The chances of hitting a deer on the highway in South Dakota are some of the highest in a nation. Monday, a car-deer collision from 2008 ended up being the focus of a case heard by the South Dakota Supreme Court.
The crash happened on Interstate 229 in Sioux Falls when a car hit a deer and then was hit from behind by a second vehicle. The people in the first car sued, saying injuries were suffered because of the rear-end collision.
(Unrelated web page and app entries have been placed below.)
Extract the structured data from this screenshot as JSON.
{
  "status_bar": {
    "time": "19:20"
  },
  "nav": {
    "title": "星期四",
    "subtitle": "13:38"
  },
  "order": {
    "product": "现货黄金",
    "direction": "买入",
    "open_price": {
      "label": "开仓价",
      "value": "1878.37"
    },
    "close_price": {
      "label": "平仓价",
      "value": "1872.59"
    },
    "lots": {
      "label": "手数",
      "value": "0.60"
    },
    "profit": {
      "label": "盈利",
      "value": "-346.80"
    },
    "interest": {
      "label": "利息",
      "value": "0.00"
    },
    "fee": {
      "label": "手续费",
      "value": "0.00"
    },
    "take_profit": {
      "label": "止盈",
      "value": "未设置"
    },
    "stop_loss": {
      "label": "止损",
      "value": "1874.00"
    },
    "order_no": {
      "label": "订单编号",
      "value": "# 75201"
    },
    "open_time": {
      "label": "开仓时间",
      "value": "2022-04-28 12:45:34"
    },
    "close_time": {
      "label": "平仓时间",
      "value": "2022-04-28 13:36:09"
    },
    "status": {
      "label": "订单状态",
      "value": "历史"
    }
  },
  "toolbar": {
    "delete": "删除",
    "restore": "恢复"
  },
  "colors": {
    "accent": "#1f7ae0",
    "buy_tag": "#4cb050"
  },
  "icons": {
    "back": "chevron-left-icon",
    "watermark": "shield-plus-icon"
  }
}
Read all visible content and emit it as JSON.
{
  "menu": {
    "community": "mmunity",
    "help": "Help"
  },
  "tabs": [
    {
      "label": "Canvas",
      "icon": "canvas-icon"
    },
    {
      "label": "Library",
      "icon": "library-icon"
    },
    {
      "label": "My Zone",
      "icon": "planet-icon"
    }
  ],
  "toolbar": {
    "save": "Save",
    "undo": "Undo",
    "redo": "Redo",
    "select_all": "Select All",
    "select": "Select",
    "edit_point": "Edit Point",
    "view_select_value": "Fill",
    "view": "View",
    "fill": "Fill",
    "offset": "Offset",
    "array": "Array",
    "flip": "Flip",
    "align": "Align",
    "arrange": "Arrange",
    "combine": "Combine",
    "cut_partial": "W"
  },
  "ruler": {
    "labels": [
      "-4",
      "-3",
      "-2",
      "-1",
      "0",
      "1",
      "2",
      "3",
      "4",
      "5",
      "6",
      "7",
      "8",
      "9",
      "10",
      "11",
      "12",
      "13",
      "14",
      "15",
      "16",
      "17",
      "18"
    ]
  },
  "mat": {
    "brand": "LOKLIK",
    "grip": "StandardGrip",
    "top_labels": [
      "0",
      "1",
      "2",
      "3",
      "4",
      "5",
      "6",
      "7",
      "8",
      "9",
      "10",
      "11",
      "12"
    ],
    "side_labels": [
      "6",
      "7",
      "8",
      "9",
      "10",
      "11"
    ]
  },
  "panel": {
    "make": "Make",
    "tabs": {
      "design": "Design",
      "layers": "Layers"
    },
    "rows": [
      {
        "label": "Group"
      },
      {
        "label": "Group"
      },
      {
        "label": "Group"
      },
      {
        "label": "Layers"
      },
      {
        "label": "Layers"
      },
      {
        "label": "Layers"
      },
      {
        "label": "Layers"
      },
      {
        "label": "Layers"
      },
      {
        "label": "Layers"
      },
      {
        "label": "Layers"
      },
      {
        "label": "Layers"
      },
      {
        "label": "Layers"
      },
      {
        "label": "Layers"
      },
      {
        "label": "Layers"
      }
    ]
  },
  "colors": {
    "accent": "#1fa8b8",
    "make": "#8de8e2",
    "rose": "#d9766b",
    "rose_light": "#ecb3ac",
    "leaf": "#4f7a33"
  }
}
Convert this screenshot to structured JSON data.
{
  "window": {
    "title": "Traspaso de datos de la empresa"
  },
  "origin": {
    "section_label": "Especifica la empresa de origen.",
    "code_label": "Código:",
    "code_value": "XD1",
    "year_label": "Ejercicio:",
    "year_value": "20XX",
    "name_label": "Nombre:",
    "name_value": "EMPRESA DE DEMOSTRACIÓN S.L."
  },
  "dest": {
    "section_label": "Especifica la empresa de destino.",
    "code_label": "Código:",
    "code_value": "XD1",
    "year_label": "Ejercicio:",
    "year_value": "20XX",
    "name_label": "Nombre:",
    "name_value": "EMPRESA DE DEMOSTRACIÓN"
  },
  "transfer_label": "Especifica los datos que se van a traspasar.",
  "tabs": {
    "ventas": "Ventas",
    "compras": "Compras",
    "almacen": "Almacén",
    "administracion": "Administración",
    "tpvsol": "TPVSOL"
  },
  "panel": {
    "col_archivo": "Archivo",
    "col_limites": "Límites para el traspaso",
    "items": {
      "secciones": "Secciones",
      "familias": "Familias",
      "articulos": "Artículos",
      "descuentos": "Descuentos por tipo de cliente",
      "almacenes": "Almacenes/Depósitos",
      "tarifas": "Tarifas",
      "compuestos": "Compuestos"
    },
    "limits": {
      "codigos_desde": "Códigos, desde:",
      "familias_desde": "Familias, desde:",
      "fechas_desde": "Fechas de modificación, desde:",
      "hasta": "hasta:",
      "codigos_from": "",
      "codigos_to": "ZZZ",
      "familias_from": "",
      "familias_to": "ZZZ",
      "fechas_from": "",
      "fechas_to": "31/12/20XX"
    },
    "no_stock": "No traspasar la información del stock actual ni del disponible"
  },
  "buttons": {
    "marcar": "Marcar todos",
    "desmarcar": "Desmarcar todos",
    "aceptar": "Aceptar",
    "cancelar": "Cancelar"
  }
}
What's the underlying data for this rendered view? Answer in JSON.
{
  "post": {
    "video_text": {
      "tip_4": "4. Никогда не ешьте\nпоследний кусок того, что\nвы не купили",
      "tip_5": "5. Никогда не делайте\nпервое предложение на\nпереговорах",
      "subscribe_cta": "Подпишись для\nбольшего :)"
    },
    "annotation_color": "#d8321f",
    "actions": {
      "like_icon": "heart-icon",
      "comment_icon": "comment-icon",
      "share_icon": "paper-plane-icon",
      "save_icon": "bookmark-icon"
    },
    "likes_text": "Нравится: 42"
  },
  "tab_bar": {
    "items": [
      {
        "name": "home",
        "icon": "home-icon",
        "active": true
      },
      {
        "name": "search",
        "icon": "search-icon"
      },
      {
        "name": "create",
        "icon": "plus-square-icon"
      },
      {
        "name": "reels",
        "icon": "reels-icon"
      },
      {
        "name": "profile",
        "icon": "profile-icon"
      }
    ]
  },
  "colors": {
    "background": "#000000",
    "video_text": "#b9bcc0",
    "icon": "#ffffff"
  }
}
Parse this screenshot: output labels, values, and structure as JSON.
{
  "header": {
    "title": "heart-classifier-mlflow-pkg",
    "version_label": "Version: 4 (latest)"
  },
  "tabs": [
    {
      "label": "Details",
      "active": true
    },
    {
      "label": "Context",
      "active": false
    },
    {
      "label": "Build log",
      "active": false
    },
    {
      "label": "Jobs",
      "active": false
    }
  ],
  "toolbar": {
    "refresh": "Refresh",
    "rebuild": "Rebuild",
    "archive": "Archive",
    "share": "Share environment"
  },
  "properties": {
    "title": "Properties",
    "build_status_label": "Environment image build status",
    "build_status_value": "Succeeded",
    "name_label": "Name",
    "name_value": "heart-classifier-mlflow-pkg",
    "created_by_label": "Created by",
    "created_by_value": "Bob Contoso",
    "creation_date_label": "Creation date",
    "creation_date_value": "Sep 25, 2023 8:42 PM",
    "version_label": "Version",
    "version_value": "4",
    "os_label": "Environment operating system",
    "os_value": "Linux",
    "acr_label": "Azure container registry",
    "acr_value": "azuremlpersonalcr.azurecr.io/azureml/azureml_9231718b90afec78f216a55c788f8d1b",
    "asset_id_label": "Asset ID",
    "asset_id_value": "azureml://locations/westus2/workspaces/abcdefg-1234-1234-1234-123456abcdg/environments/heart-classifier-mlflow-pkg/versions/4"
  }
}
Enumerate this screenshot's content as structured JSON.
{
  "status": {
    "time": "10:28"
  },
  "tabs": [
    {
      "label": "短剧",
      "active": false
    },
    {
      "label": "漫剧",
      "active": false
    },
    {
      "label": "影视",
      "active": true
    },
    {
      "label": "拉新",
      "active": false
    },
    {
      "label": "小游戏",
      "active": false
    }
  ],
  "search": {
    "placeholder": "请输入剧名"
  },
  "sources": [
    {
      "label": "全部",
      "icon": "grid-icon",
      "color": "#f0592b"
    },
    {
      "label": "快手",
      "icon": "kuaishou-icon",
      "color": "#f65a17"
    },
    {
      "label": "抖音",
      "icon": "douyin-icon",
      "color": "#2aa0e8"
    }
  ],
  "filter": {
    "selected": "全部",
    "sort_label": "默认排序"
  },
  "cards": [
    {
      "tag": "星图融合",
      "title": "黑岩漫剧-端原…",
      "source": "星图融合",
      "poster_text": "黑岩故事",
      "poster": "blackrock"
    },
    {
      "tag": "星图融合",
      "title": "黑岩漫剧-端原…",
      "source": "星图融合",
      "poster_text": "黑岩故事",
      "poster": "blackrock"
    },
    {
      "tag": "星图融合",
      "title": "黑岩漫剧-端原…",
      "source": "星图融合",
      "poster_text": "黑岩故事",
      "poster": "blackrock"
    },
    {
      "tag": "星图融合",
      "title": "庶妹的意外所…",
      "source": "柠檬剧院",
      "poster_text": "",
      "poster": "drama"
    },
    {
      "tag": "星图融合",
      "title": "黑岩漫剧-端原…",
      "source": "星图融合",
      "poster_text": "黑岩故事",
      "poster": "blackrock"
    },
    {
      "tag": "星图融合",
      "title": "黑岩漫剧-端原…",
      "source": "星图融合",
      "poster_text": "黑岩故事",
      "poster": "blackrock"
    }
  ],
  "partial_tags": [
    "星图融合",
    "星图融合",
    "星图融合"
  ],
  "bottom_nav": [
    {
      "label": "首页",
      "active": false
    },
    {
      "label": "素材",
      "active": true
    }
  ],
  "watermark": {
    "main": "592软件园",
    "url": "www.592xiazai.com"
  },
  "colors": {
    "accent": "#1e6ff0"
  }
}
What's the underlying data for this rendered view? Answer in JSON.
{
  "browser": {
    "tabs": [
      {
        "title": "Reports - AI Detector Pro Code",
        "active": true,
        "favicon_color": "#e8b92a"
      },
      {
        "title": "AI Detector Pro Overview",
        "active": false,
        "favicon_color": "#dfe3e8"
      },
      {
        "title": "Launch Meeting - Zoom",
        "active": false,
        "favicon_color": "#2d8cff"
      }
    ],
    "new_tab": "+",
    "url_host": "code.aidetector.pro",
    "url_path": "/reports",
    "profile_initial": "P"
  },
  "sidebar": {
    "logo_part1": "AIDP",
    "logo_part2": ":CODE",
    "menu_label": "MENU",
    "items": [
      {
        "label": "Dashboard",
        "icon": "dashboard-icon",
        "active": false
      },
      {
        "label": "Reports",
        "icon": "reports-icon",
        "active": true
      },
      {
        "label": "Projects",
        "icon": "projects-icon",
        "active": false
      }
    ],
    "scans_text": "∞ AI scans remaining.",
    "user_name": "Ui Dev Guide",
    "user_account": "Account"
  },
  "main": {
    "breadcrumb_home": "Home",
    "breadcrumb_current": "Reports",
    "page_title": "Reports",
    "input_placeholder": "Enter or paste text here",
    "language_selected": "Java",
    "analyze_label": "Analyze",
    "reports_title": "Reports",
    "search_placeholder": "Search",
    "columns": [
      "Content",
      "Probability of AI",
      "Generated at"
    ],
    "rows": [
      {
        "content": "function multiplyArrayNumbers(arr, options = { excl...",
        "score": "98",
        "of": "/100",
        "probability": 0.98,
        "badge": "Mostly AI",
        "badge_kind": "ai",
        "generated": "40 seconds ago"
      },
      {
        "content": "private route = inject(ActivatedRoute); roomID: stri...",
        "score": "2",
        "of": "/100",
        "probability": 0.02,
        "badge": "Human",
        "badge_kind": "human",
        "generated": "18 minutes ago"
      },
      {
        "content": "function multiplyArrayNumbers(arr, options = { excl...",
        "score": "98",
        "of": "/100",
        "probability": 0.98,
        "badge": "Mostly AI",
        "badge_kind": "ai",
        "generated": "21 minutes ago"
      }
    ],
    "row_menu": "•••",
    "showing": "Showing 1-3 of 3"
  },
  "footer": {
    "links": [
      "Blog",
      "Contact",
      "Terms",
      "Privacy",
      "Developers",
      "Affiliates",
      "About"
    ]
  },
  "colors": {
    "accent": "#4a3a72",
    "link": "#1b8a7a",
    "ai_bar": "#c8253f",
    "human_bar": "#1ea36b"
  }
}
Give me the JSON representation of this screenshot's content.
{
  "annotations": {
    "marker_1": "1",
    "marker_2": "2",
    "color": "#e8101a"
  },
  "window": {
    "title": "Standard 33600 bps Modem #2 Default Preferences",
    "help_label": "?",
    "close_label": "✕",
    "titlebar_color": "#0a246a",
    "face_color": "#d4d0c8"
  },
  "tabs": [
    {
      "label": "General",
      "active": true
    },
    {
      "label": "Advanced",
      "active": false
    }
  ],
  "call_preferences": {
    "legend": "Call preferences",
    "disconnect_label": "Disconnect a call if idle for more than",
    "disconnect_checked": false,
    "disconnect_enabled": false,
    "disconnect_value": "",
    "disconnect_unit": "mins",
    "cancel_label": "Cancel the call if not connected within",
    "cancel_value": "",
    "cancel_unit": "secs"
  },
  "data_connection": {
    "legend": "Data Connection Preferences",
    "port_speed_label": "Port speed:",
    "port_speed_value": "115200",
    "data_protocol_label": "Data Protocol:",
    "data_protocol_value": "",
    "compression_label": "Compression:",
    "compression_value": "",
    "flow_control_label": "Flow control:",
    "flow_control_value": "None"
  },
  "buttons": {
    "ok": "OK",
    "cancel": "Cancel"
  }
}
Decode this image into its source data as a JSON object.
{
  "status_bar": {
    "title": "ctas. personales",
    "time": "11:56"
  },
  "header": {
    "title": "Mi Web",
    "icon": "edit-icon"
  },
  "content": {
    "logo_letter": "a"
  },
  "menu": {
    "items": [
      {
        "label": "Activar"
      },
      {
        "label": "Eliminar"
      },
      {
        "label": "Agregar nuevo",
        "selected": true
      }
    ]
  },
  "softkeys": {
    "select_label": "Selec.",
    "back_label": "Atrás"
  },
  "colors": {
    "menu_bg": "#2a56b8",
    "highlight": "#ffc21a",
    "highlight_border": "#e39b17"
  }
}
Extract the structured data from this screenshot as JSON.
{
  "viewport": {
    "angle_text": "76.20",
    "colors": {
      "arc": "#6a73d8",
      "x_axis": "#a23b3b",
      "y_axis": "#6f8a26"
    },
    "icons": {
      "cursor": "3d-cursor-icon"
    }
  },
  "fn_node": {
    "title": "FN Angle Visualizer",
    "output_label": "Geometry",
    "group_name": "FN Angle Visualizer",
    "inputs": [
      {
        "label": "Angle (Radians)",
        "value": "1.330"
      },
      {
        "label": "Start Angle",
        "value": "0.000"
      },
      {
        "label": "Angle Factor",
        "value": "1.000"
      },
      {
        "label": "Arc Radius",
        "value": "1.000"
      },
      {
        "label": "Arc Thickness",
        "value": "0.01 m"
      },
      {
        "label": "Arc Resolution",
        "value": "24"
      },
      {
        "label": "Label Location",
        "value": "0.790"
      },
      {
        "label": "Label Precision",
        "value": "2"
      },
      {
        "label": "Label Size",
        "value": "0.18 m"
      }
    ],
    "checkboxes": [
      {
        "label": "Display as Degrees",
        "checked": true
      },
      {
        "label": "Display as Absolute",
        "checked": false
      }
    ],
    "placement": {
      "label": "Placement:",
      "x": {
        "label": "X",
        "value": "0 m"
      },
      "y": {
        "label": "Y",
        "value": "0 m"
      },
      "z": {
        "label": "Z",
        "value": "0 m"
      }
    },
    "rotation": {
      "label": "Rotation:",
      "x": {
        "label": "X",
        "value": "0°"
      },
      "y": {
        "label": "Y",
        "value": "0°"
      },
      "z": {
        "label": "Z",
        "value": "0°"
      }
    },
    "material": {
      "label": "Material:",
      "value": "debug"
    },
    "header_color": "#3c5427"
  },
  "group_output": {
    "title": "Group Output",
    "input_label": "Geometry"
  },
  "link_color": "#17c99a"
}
But even though the jury found that the second car was following too closely, they didn't award any damages because they essentially found the deer was at fault.
"She was so close to the Hewitt vehicle that she could see the deer through the windshield of the Hewitt vehicle," Hewitt's attorney, Stephanie Amiotte, argued in front of the Supreme Court Monday.
Peggy Hewitt was riding with her son, Micah, when they hit a deer and then were rear ended by Shellie Rae Felderman. The attorney for Peggy Hewitt says Felderman was simply following too close and for that fact, she should have to pay some damages.
Hewitt's attorney made the case in front of the South Dakota Supreme Court during its first day of the October term of court at Black Hills State University in Spearfish.
"And they found, yes, Ms. Felderman was negligent in causing the 2008 accident, but they found that this accident did not cause Ms. Hewitt any injury or damages," Felderman's attorney Melanie Carpenter said. "Even if she was following too closely, in light of this deer, she still could not have gotten stopped in time to avoid the accident."
But Hewitt's attorney says Felderman should have to pay damages or at least attorney's fees.
"In this particular case, the negligent conduct by Felderman was following too closely to the Hewitt vehicle," Amiotte said.
Hewitt's attorney wants the justices to request a new trial to figure out how much those damages should be. The justices will make a final ruling at a later date.